"Battle Creek" has had two episodes now, and it's fun, but it does have some problems. The main one is that it was a back-burner project thrust into hasty production due to the success of "Breaking Bad" and "House" -- with Vince Gilligan and David Shore giving it the attention they could, but it was certainly not undivided.
"Battle Creek" has a near manic pacing, so much that the murder in the first episode is nearly buried beneath all the attention to character quirks, occasionally representing spectacularly bad policework termed the "Battle Creek Way" (a phrase that vanishes by the second episode) - when Dean Winters as Russ Agnew handles an evidenciary gun and takes a bite from the fleshy evidence on it, announcing "anchovy" and a resolution of the crime, you wince less at the possible cannibalistic action of the scene and more at the sheer sloppiness of the method: why not have Josh Duhamel (Milt Chamberlain, a cute but not that clever of a character name) protest Agnew's intended action, and then have Agnew grab Chamberlain's arm while he holds the gun in gloved hand, and then bring it to his mouth to take the bite of anchovy? That would be a "Battle Creek Way" - pragmatic, but achieving an end by working around established rules. Something very simple, but what was shown just seemed like an underdeveloped idea.
In "Battle Creek" the interior settings are strangely dark, the exteriors strangely bright, the downtown incredibly long and large, and sometimes the green-screen backgrounds repeat themselves within the same shot, much as the backgrounds of a Hanna-Barbara cartoon did in our misspent youths. In fact, for a town of 50,000, this representation of Battle Creek has the breadth of a Grand Rapids at 200,000. This strange disconnect percolates through a press conference in the first episode, attended by dozens of cameramen and reporters, or in the second where a marihuana dispensary seems to be the size of a city block. The actual media in the Surreal City no longer includes a local television station, the newspaper struggles to keep a dozen staff employed, and itinerant dispensaries hop from storefront to storefront.

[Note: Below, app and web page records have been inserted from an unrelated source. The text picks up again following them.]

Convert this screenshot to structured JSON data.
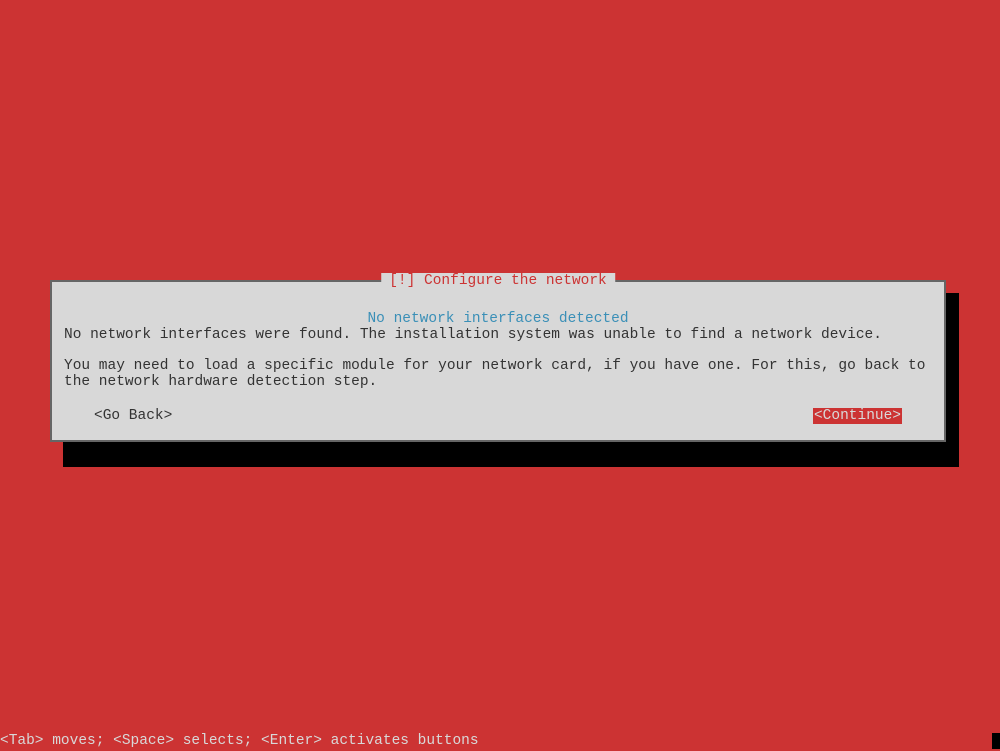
{
  "dialog": {
    "title": "[!] Configure the network",
    "subtitle": "No network interfaces detected",
    "message1": "No network interfaces were found. The installation system was unable to find a network device.",
    "message2": "You may need to load a specific module for your network card, if you have one. For this, go back to the network hardware detection step.",
    "go_back_label": "<Go Back>",
    "continue_label": "<Continue>"
  },
  "status_bar": {
    "text": "<Tab> moves; <Space> selects; <Enter> activates buttons"
  }
}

The plot line in the second episode, dealing with a "maple syrup cartel" in southwest Michigan, wasn't necessarily surreal or odd, it just came across as random nonsense. Now, it could be that "maple syrup" was originally intended as an aside to the cereal industry here, but when it comes to mentioning cereal and Battle Creek in the same sentence these days, the elephant in the room wishes to remain anonymous...Kellogg has become focused on not being associated with Battle Creek as it slowly shuffles its headquarters to Grand Rapids or becomes a buyout target. In fact, it is the Post cereal plant and not the Kellogg plant that is fleetingly viewed during the opening credits of the series. The maple syrup sap lines and hurriedly created processing plant are supposed to evoke memories of "Breaking Bad," but the joke is muddled by not being completely thought through. Why a "cartel" - why not just a mobster with an obsession over maple syrup? Or the Kal Penn character craving shredded wheat with syrup after his migraine "therapies." To some of my associates, a "maple syrup cartel" plotline simply jumped the shark.
The series reportedly has its 13 episodes in the can at this point, and I'll be happy to add them to my collection of Battle Creek ephemera when the DVDs emerge. It's still quite exciting to see establishing shots filmed a block from one's home on a network program, after all. If "Battle Creek" gets a second season, I hope that these talented producers will have a chance to exhale from their other projects and think through their outlines a bit more - is "Battle Creek" supposed to be a milder "Twin Peaks" or some amalgam of "Green Acres" with "Matlock"?